While the effects of a 0.377 g environment would still lead to physical deterioration over time, the effects could be easier to mitigate using a regimen of exercise and medical treatment. Periodic exposure to stronger gravity would also be essential, which could be provided by rotating orbital habitats or occasional trips to Earth.
The lower gravity would also make it relatively cheap to launch payloads or spacecraft from the surface. On Mercury, vehicles would need to achieve an escape velocity of 12.14 ft/s² (3.70 m/s²), which is slightly more than 1/3rd Earth’s escape velocity. This would mean that ores and other resources could be launched into space relatively cheaply.
Similarly, a mobile platform could accommodate a Space Elevator, which would remain permanently suspended from the dark side of the planet. This would make launching payloads and passengers even cheaper, and the lower gravity would mean that the stresses placed upon the tether would be significantly less than a Space Elevator on Earth.
With some serious ingenuity, innovation, and imagination, millions of people might actually think of Mercury as home someday. Between settlements in the polar regions, stable lava tubes, and mobile operations on the dark side of the planet, Mercury could become an “adventure tourism” destination catering to folks who like a little danger (but still demand safety)!
It could also become the mining, manufacturing, and energy hub for human civilization, which could one day spread to every planet and moon in the Solar System. Who knows? Someday, the adjective “Hermian” could call to mind tough, rugged people who chose to live in one of the harshest environments in the Solar System!
* * *
“Thank you for visiting our world. We trust that you had an exciting time and we hope to see you again! Before you board the Spindle, be sure to visit the gift shop to pick up some souvenirs to commemorate your stay. Our duty-free prices cannot be matched!
“Looking for presents for family and off-worlders? Visit the art gallery to see our famous selection of artisanal sculptures. These decorative and interpretive works of ceramic, glass, and metal are hand-spun by local artisans. Hermian art is renowned across the Solar System, so in addition to supporting the local artistic community, you’ll be sharing the gift of beauty!
“A reminder to all those departing that radiation checks and physicals are recommended after departure. Please consult your medical practitioner or virtual doctor about scheduling appointments for the next six weeks. Be sure to monitor for any signs of radiation or gravity sickness, as re-acclimation to low-g and high-g can be difficult.

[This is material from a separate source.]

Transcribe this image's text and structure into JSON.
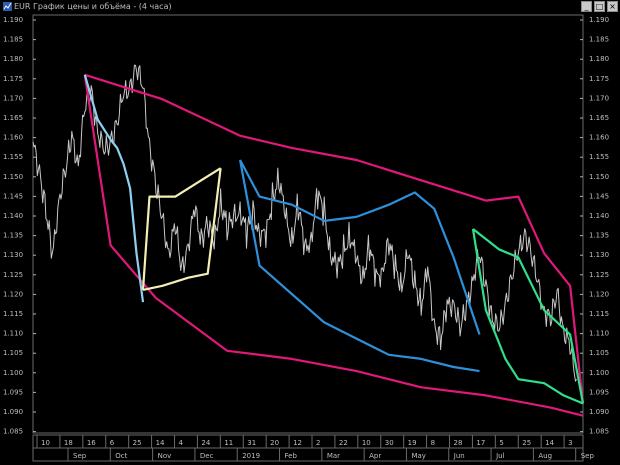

“Now that you’ve spent some time on our fair world, we hope that you agree: there’s no place in the System like Mercury!”